This is good, Seth!
Why We Need Leaders Who Can Be Vulnerable
This generation of young people is hungering for authenticity and vulnerability. They’ve been lied to and have so many reasons not to trust. They want to follow leaders who have the courage to show up without shading the truth.
The problem is that older generations have inherited a different paradigm of leadership. “People admire strength in a leader. So don’t ever let ’em see you sweat,” is what we say.
So, how do we learn vulnerable leadership if we’ve never seen it? My experience is that listening to God’s voice helps to find ways to lead with humility.
Years ago when I was leading a ministry staff retreat, I could sense that many of the staff were in a bad place. They were burned out from a summer of ministry. One lady in particular seemed to have it out for me. I prayed about her. She was critical of me and might have been taking others down with her attitude.
“God, what should I do?” I asked.
“You should wash her feet,” he replied.
And when I did so, it changed the atmosphere of the meeting. Everything shifted from there. Showing my weakness allowed her to lower her defenses and see my humanity. The tension drained out of the room. The rest of the staff felt safe and we began to share at a new level.

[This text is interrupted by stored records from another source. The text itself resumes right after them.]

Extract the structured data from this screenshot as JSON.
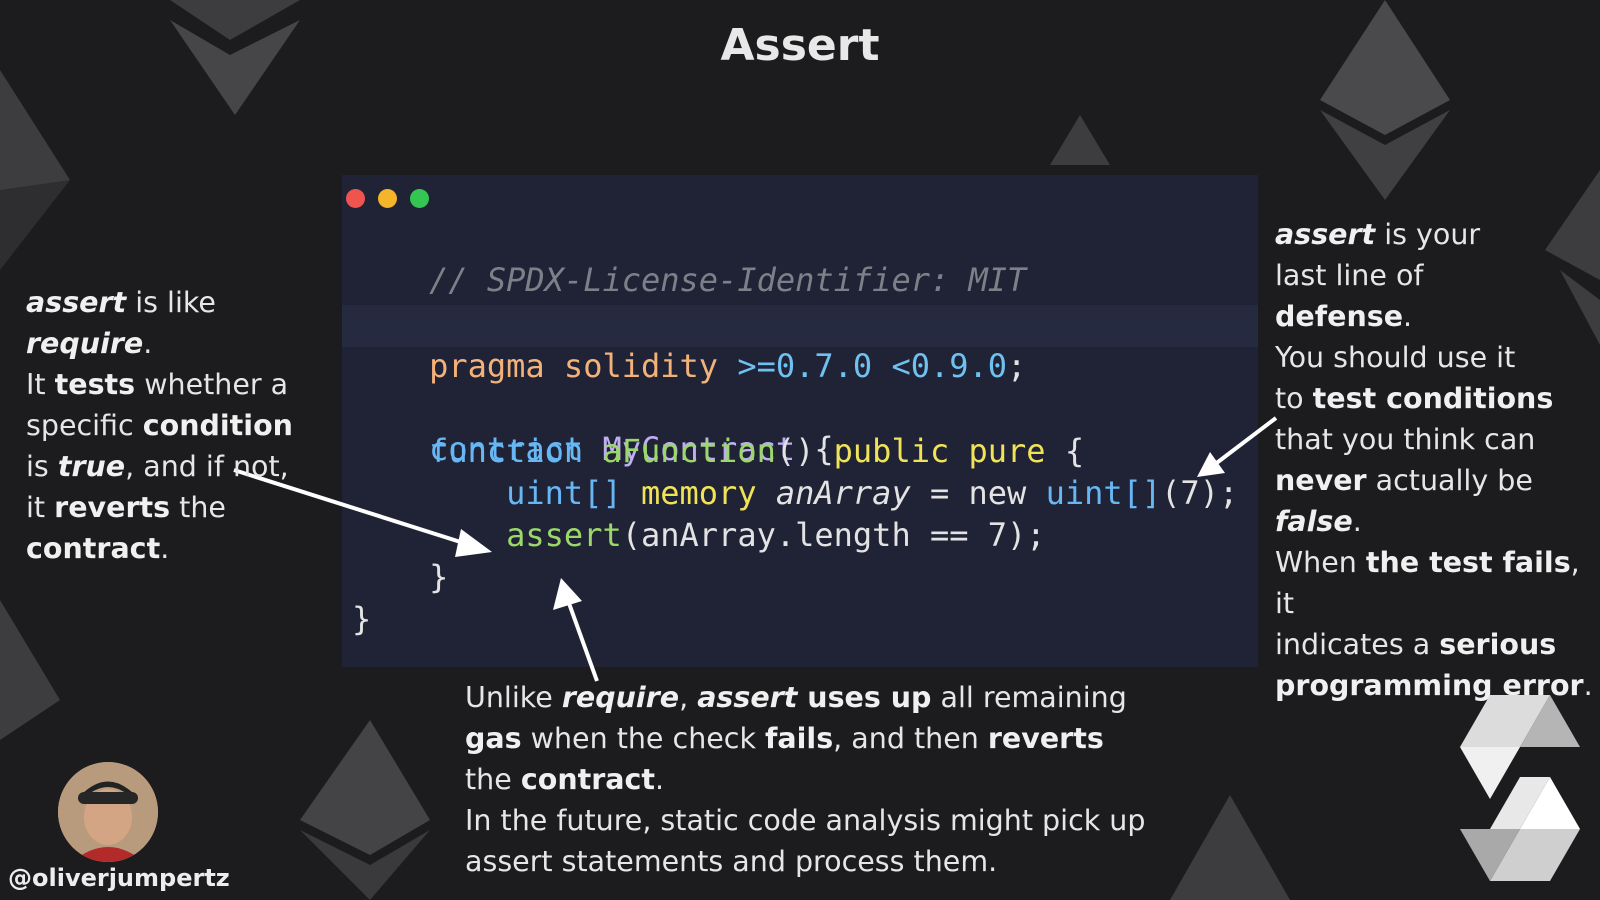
{
  "title": "Assert",
  "code": {
    "comment": "// SPDX-License-Identifier: MIT",
    "pragma_kw": "pragma solidity",
    "pragma_ver": ">=0.7.0 <0.9.0",
    "pragma_end": ";",
    "contract_kw": "contract",
    "contract_name": "MyContract",
    "contract_open": "{",
    "function_kw": "function",
    "function_name": "aFunction",
    "function_parens": "()",
    "public_kw": "public",
    "pure_kw": "pure",
    "function_open": "{",
    "uint_kw": "uint[]",
    "memory_kw": "memory",
    "var_name": "anArray",
    "assign": "= new",
    "uint_new": "uint[]",
    "new_args": "(7);",
    "assert_kw": "assert",
    "assert_args": "(anArray.length == 7);",
    "fn_close": "}",
    "contract_close": "}"
  },
  "notes": {
    "left": {
      "p1": "assert",
      "p2": " is like ",
      "p3": "require",
      "p4": ".",
      "p5": "It ",
      "p6": "tests",
      "p7": " whether a",
      "p8": "specific ",
      "p9": "condition",
      "p10": "is ",
      "p11": "true",
      "p12": ", and if not,",
      "p13": "it ",
      "p14": "reverts",
      "p15": " the",
      "p16": "contract",
      "p17": "."
    },
    "right": {
      "p1": "assert",
      "p2": " is your",
      "p3": "last line of",
      "p4": "defense",
      "p5": ".",
      "p6": "You should use it",
      "p7": "to ",
      "p8": "test conditions",
      "p9": "that",
      "p10": " you think can",
      "p11": "never",
      "p12": " actually be",
      "p13": "false",
      "p14": ".",
      "p15": "When ",
      "p16": "the test fails",
      "p17": ", it",
      "p18": "indicates a ",
      "p19": "serious",
      "p20": "programming error",
      "p21": "."
    },
    "bottom": {
      "p1": "Unlike ",
      "p2": "require",
      "p3": ", ",
      "p4": "assert",
      "p5": " uses up",
      "p6": " all remaining",
      "p7": "gas",
      "p8": " when the check ",
      "p9": "fails",
      "p10": ", and then ",
      "p11": "reverts",
      "p12": "the ",
      "p13": "contract",
      "p14": ".",
      "p15": "In the future, static code analysis might pick up",
      "p16": "assert statements and process them."
    }
  },
  "author": {
    "handle": "@oliverjumpertz"
  },
  "colors": {
    "background": "#1c1c1e",
    "editor": "#202335",
    "eth_shape": "#4a4a4a"
  }
}
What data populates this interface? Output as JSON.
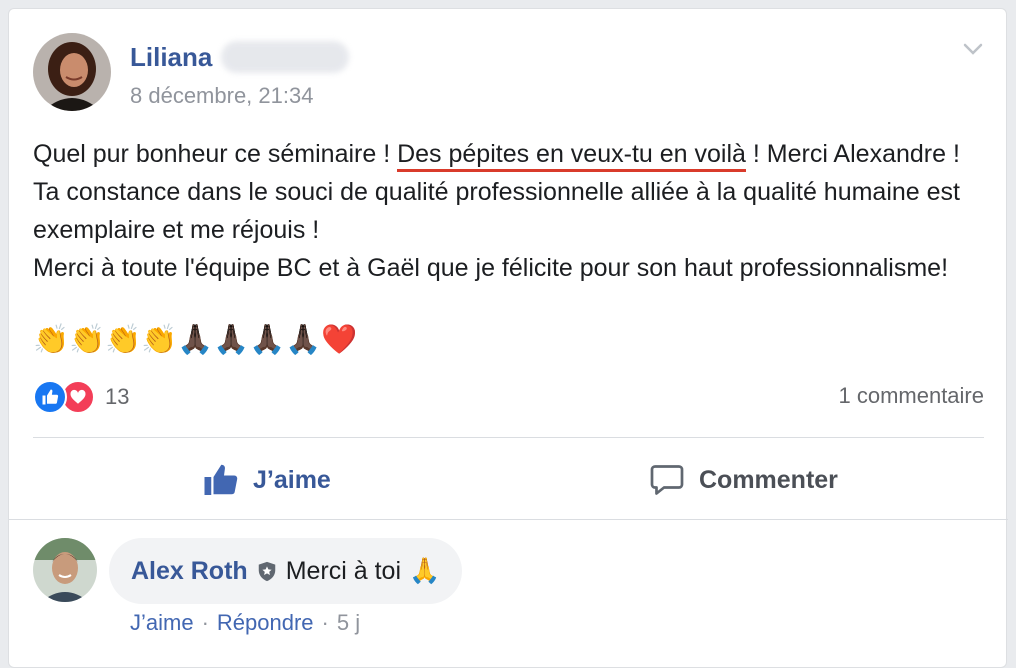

A 2020 study explored the relationship between leaders’ humility and followers’ perception of authenticity. They saw that there is an inverse relationship between a leader’s vulnerability and her followers’ perception of authenticity and sense of safety. One conclusion from the study:
“Leaders have the capacity to decrease follower feelings of vulnerability, allowing them to feel more comfortable in expressing their true selves,” the research states. ‘Leader humility, depending on the degree to which it is authentic, indirectly affects follower felt authenticity through follower vulnerability.’”
My experience leading organizations with a high percentage of young people in the staff has been that this dynamic is especially true. Young people want to know that their leaders are authentic. When leaders are willing to be vulnerable, it signals a dropping of the props of positional authority and demonstrates their desire to be authentic.
If you think about the institutions and fields that have failed us and are perceived as toxic – government and churches especially – it makes sense that we would look for leaders who can give us new reasons to trust, leaders who lead with vulnerability.
What do you think? What has been your experience with leaders who lead with vulnerability?
This is good, Seth!
Prized your comments very much. Every generation has distinctives. One of the most impactful memories for me was when my fatigued Bible study leader came over at night and helped me shovel snow off two roofs – cold, heavy work. His servant heart permanently impacted me and has helped shape my choices for 4 decades.
Seth, in the 42 years l have known you since our Wheaton College days this trajectory is one you’ve been on. “I must decrease so HE can increase” must be the watchwords of our leadership life. Much love my covenant brother.